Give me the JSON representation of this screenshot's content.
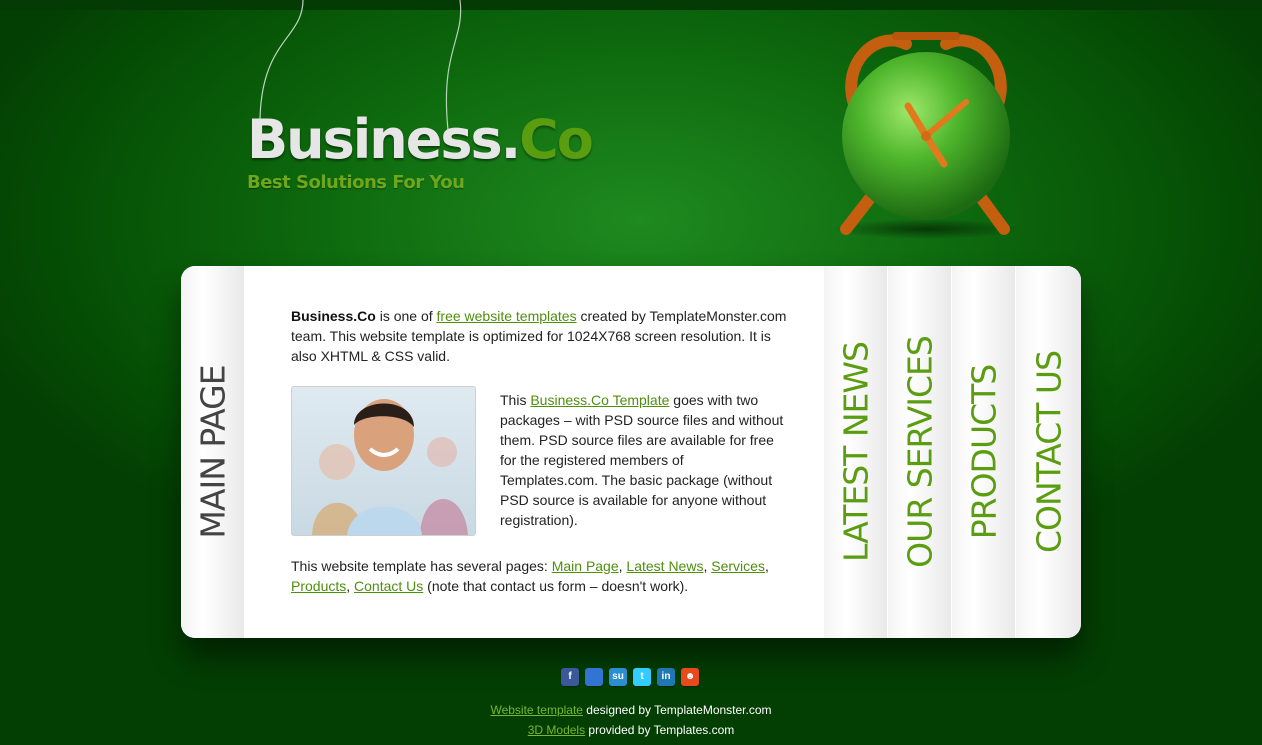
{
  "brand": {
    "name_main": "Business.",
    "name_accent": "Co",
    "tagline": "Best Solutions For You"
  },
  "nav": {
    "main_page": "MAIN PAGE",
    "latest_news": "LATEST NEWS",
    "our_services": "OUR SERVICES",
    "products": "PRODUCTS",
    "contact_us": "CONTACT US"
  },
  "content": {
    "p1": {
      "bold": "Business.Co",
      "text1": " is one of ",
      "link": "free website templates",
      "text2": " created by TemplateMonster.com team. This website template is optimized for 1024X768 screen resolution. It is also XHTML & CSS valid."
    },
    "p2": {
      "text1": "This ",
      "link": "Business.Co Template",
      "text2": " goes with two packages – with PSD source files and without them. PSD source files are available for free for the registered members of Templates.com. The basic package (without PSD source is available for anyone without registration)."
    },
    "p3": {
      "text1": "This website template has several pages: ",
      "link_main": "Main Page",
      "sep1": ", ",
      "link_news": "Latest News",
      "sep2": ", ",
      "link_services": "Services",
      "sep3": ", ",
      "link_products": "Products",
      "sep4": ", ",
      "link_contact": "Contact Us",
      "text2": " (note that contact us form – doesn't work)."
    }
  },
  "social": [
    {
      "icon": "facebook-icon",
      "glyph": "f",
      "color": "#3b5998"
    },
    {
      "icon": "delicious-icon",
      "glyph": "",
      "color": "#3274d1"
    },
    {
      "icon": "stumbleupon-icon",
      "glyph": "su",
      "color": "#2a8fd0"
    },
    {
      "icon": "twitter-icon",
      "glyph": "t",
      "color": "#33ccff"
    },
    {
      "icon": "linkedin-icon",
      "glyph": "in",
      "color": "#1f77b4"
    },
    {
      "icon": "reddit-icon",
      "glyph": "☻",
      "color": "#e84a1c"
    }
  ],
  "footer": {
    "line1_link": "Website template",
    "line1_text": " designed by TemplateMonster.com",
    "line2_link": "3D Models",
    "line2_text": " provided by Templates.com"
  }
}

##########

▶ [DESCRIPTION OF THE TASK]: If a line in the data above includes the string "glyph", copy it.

▶ [FINAL ANSWER]:
      "glyph": "f",
      "glyph": "",
      "glyph": "su",
      "glyph": "t",
      "glyph": "in",
      "glyph": "☻",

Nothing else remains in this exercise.